▶ Directions
All records are to be reproduced verbatim, with images omitted.

▶ Records to process
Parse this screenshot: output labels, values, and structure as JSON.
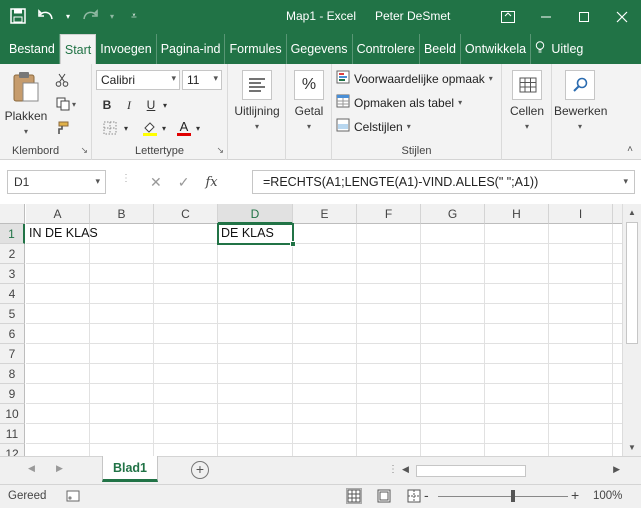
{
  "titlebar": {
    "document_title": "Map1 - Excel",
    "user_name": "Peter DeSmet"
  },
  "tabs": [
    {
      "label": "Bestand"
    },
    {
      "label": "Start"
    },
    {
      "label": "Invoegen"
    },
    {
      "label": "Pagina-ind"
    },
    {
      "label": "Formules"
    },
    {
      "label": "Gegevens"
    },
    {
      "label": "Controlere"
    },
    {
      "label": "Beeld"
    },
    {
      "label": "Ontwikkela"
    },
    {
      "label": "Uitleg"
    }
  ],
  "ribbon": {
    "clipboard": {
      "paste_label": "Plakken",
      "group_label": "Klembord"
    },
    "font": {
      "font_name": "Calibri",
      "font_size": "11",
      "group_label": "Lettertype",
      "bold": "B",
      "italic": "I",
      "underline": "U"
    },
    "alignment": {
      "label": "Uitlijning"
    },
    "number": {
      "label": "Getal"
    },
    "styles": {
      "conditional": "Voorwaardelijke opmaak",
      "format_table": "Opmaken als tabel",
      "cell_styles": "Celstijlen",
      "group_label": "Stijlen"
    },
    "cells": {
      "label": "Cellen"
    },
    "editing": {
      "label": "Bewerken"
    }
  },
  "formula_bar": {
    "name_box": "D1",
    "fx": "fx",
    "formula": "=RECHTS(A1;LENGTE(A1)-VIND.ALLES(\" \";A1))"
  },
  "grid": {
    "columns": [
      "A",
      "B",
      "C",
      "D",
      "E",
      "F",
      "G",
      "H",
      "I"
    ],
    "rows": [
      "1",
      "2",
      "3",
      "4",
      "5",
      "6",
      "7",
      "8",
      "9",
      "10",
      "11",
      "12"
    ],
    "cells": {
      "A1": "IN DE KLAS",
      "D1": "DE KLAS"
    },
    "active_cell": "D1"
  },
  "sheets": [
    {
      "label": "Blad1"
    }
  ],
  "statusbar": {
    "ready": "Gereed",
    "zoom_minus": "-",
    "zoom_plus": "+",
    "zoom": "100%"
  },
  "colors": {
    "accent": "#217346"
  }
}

▶ Result below
Parse this screenshot: output labels, values, and structure as JSON.
{
  "titlebar": {
    "document_title": "Map1 - Excel",
    "user_name": "Peter DeSmet"
  },
  "tabs": [
    {
      "label": "Bestand"
    },
    {
      "label": "Start"
    },
    {
      "label": "Invoegen"
    },
    {
      "label": "Pagina-ind"
    },
    {
      "label": "Formules"
    },
    {
      "label": "Gegevens"
    },
    {
      "label": "Controlere"
    },
    {
      "label": "Beeld"
    },
    {
      "label": "Ontwikkela"
    },
    {
      "label": "Uitleg"
    }
  ],
  "ribbon": {
    "clipboard": {
      "paste_label": "Plakken",
      "group_label": "Klembord"
    },
    "font": {
      "font_name": "Calibri",
      "font_size": "11",
      "group_label": "Lettertype",
      "bold": "B",
      "italic": "I",
      "underline": "U"
    },
    "alignment": {
      "label": "Uitlijning"
    },
    "number": {
      "label": "Getal"
    },
    "styles": {
      "conditional": "Voorwaardelijke opmaak",
      "format_table": "Opmaken als tabel",
      "cell_styles": "Celstijlen",
      "group_label": "Stijlen"
    },
    "cells": {
      "label": "Cellen"
    },
    "editing": {
      "label": "Bewerken"
    }
  },
  "formula_bar": {
    "name_box": "D1",
    "fx": "fx",
    "formula": "=RECHTS(A1;LENGTE(A1)-VIND.ALLES(\" \";A1))"
  },
  "grid": {
    "columns": [
      "A",
      "B",
      "C",
      "D",
      "E",
      "F",
      "G",
      "H",
      "I"
    ],
    "rows": [
      "1",
      "2",
      "3",
      "4",
      "5",
      "6",
      "7",
      "8",
      "9",
      "10",
      "11",
      "12"
    ],
    "cells": {
      "A1": "IN DE KLAS",
      "D1": "DE KLAS"
    },
    "active_cell": "D1"
  },
  "sheets": [
    {
      "label": "Blad1"
    }
  ],
  "statusbar": {
    "ready": "Gereed",
    "zoom_minus": "-",
    "zoom_plus": "+",
    "zoom": "100%"
  },
  "colors": {
    "accent": "#217346"
  }
}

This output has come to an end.